§ **WHAT NEEDS TO BE DONE**
Would you write out all the records again, exactly?

== Segment start ==

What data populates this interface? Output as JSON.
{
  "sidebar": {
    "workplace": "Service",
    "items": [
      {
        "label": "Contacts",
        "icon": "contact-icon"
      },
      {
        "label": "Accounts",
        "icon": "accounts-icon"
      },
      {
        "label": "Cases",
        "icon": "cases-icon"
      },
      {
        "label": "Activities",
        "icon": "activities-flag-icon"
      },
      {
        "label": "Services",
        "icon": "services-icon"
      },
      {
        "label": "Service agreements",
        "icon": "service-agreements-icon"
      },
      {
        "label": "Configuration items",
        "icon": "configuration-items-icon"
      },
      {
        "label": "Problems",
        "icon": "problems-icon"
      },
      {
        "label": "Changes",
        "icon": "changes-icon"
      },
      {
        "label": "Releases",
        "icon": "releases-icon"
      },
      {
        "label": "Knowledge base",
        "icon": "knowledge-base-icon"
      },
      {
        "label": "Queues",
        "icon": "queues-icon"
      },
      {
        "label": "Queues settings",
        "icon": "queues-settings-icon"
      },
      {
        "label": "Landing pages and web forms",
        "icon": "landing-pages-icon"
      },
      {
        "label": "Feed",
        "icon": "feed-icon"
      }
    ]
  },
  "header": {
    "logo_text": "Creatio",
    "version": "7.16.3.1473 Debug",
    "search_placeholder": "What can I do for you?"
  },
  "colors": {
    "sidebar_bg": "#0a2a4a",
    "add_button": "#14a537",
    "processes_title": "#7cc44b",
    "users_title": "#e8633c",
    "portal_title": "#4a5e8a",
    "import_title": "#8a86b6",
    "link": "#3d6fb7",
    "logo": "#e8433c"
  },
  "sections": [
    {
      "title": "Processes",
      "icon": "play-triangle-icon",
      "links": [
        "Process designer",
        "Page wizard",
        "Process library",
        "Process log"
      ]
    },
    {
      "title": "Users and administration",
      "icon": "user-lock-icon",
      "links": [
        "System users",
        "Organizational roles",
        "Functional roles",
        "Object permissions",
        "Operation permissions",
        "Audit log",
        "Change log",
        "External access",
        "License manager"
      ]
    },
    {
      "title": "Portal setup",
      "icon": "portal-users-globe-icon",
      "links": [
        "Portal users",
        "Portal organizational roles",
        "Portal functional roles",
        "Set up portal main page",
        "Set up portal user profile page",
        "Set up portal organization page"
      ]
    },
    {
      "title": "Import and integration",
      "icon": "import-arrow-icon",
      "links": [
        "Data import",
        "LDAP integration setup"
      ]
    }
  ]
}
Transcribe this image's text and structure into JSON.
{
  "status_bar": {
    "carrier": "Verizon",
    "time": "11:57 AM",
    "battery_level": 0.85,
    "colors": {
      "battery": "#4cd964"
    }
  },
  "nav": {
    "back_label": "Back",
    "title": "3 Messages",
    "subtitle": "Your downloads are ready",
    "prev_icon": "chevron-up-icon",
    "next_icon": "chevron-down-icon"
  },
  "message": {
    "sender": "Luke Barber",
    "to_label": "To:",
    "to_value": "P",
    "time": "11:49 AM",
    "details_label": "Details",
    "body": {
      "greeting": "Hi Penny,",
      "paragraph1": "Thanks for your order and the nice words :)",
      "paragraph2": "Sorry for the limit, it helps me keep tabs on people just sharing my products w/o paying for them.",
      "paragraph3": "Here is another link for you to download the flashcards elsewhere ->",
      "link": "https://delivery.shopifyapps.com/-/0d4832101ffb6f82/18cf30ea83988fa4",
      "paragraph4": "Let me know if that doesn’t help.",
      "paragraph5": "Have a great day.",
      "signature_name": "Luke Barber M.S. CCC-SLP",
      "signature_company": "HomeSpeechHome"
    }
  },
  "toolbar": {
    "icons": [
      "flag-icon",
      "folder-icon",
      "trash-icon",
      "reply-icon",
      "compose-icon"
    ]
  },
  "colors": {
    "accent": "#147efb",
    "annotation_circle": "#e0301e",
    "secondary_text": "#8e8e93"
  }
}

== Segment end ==

§ **THE ANSWER**
What data populates this interface? Output as JSON.
{
  "sidebar": {
    "workplace": "Service",
    "items": [
      {
        "label": "Contacts",
        "icon": "contact-icon"
      },
      {
        "label": "Accounts",
        "icon": "accounts-icon"
      },
      {
        "label": "Cases",
        "icon": "cases-icon"
      },
      {
        "label": "Activities",
        "icon": "activities-flag-icon"
      },
      {
        "label": "Services",
        "icon": "services-icon"
      },
      {
        "label": "Service agreements",
        "icon": "service-agreements-icon"
      },
      {
        "label": "Configuration items",
        "icon": "configuration-items-icon"
      },
      {
        "label": "Problems",
        "icon": "problems-icon"
      },
      {
        "label": "Changes",
        "icon": "changes-icon"
      },
      {
        "label": "Releases",
        "icon": "releases-icon"
      },
      {
        "label": "Knowledge base",
        "icon": "knowledge-base-icon"
      },
      {
        "label": "Queues",
        "icon": "queues-icon"
      },
      {
        "label": "Queues settings",
        "icon": "queues-settings-icon"
      },
      {
        "label": "Landing pages and web forms",
        "icon": "landing-pages-icon"
      },
      {
        "label": "Feed",
        "icon": "feed-icon"
      }
    ]
  },
  "header": {
    "logo_text": "Creatio",
    "version": "7.16.3.1473 Debug",
    "search_placeholder": "What can I do for you?"
  },
  "colors": {
    "sidebar_bg": "#0a2a4a",
    "add_button": "#14a537",
    "processes_title": "#7cc44b",
    "users_title": "#e8633c",
    "portal_title": "#4a5e8a",
    "import_title": "#8a86b6",
    "link": "#3d6fb7",
    "logo": "#e8433c"
  },
  "sections": [
    {
      "title": "Processes",
      "icon": "play-triangle-icon",
      "links": [
        "Process designer",
        "Page wizard",
        "Process library",
        "Process log"
      ]
    },
    {
      "title": "Users and administration",
      "icon": "user-lock-icon",
      "links": [
        "System users",
        "Organizational roles",
        "Functional roles",
        "Object permissions",
        "Operation permissions",
        "Audit log",
        "Change log",
        "External access",
        "License manager"
      ]
    },
    {
      "title": "Portal setup",
      "icon": "portal-users-globe-icon",
      "links": [
        "Portal users",
        "Portal organizational roles",
        "Portal functional roles",
        "Set up portal main page",
        "Set up portal user profile page",
        "Set up portal organization page"
      ]
    },
    {
      "title": "Import and integration",
      "icon": "import-arrow-icon",
      "links": [
        "Data import",
        "LDAP integration setup"
      ]
    }
  ]
}
Transcribe this image's text and structure into JSON.
{
  "status_bar": {
    "carrier": "Verizon",
    "time": "11:57 AM",
    "battery_level": 0.85,
    "colors": {
      "battery": "#4cd964"
    }
  },
  "nav": {
    "back_label": "Back",
    "title": "3 Messages",
    "subtitle": "Your downloads are ready",
    "prev_icon": "chevron-up-icon",
    "next_icon": "chevron-down-icon"
  },
  "message": {
    "sender": "Luke Barber",
    "to_label": "To:",
    "to_value": "P",
    "time": "11:49 AM",
    "details_label": "Details",
    "body": {
      "greeting": "Hi Penny,",
      "paragraph1": "Thanks for your order and the nice words :)",
      "paragraph2": "Sorry for the limit, it helps me keep tabs on people just sharing my products w/o paying for them.",
      "paragraph3": "Here is another link for you to download the flashcards elsewhere ->",
      "link": "https://delivery.shopifyapps.com/-/0d4832101ffb6f82/18cf30ea83988fa4",
      "paragraph4": "Let me know if that doesn’t help.",
      "paragraph5": "Have a great day.",
      "signature_name": "Luke Barber M.S. CCC-SLP",
      "signature_company": "HomeSpeechHome"
    }
  },
  "toolbar": {
    "icons": [
      "flag-icon",
      "folder-icon",
      "trash-icon",
      "reply-icon",
      "compose-icon"
    ]
  },
  "colors": {
    "accent": "#147efb",
    "annotation_circle": "#e0301e",
    "secondary_text": "#8e8e93"
  }
}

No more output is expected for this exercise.